The charges against al-Khaiwani stemmed from opinion pieces published in the weekly last summer harshly criticizing the Yemeni government's fight against rebel cleric Hussein Badreddin al-Hawthi, who led a three-month uprising against authorities in the northern Yemeni region of Saada before the army killed him in September.

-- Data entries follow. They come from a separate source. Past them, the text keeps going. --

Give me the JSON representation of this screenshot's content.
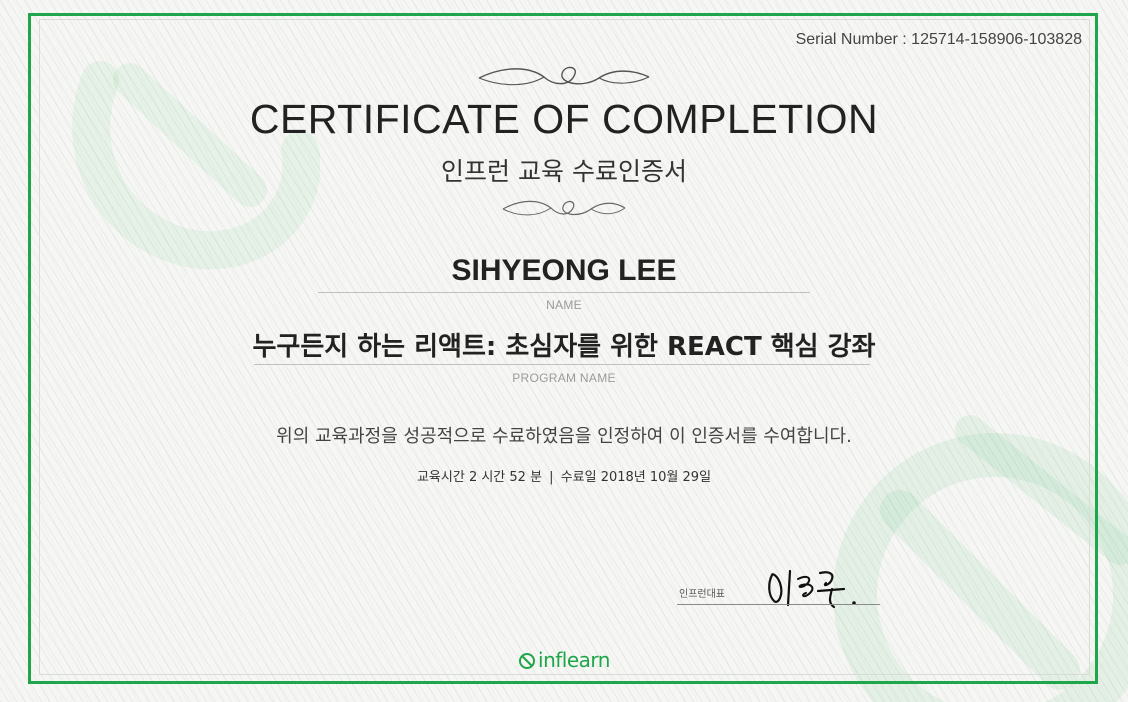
{
  "serial": {
    "label": "Serial Number : 125714-158906-103828"
  },
  "certificate": {
    "title_en": "CERTIFICATE OF COMPLETION",
    "title_ko": "인프런 교육 수료인증서",
    "recipient_name": "SIHYEONG LEE",
    "name_caption": "NAME",
    "program_name": "누구든지 하는 리액트: 초심자를 위한 REACT 핵심 강좌",
    "program_caption": "PROGRAM NAME",
    "statement": "위의 교육과정을 성공적으로 수료하였음을 인정하여 이 인증서를 수여합니다.",
    "details": {
      "duration": "교육시간 2 시간 52 분",
      "separator": "|",
      "completion_date": "수료일 2018년 10월 29일"
    }
  },
  "signature": {
    "label": "인프런대표",
    "handwriting": "이형주."
  },
  "logo": {
    "text": "inflearn"
  },
  "colors": {
    "brand_green": "#1fa64a",
    "text_dark": "#222222",
    "caption_gray": "#9a9a9a"
  },
  "icons": {
    "logo_mark": "inflearn-logo-icon",
    "watermark": "inflearn-watermark-icon"
  }
}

One of the opinion pieces that led to al-Khaiwani's conviction called President Saleh's military action against al-Hawthi a "crime" and alleged that Saleh had obtained a "green light" from the United States before launching the attack. A second article condemned the government's actions as "state terrorism" and warned that "terrorism begets terrorism." A third piece criticized the army for the "ferocity" of its attack and authorities' failure to resolve the problem through "dialogue." The court suspended Al-Shoura for six months, and al-Khaiwani remains in prison.
Since al-Khaiwani's jailing, at least seven other journalists have been handed criminal convictions, including Abdulkarim Sabra and Abdulqawi al-Qabati, editor and reporter, respectively, of the private weekly Al-Hurriya. The men were each sentenced to two years in prison on December 29, 2004, for allegedly "insulting" Saleh in an article in the newspaper. The court also banned the newspaper for a year. Sabra and al-Qabati have not been jailed yet, according to local journalists, but could be at any moment.
Criminal convictions against journalists in Yemen have continued despite Saleh's pledge in 2004 to work toward eliminating prison sentences for press offenses. Just last month, Saleh acknowledged during a speech that, "Democracy is the choice of the modern age for all peoples of the world and the rescue ship for political regimes, particularly in our third world." He added that, "Human rights are tightly connected to democracy and the state of law and order" and "we should remove anything that contradicts them and stand against all forms of discrimination, oppression, and exploitation for the human being and his rights."
Following the meeting, CPJ Executive Director Ann Cooper said, "Those who embrace democratic values do not put journalists in prison for what they publish. If Yemeni officials are serious about democracy and human rights, they will free Abdelkarim al-Khaiwani immediately, allow suspended papers back on newsstands, and cease their harassment of the media."
Cooper attended today's meeting along with CPJ board members Clarence Page and Gene Roberts, CPJ Middle East Program Coordinator Joel Campagna, and CPJ Washington, D.C., Representative Frank Smyth.
Al-Hajjri agreed to pass on CPJ's concerns to his government and said the al-Khaiwani case "will be looked at with a lot of care. ... Hopefully, we'll see good results soon."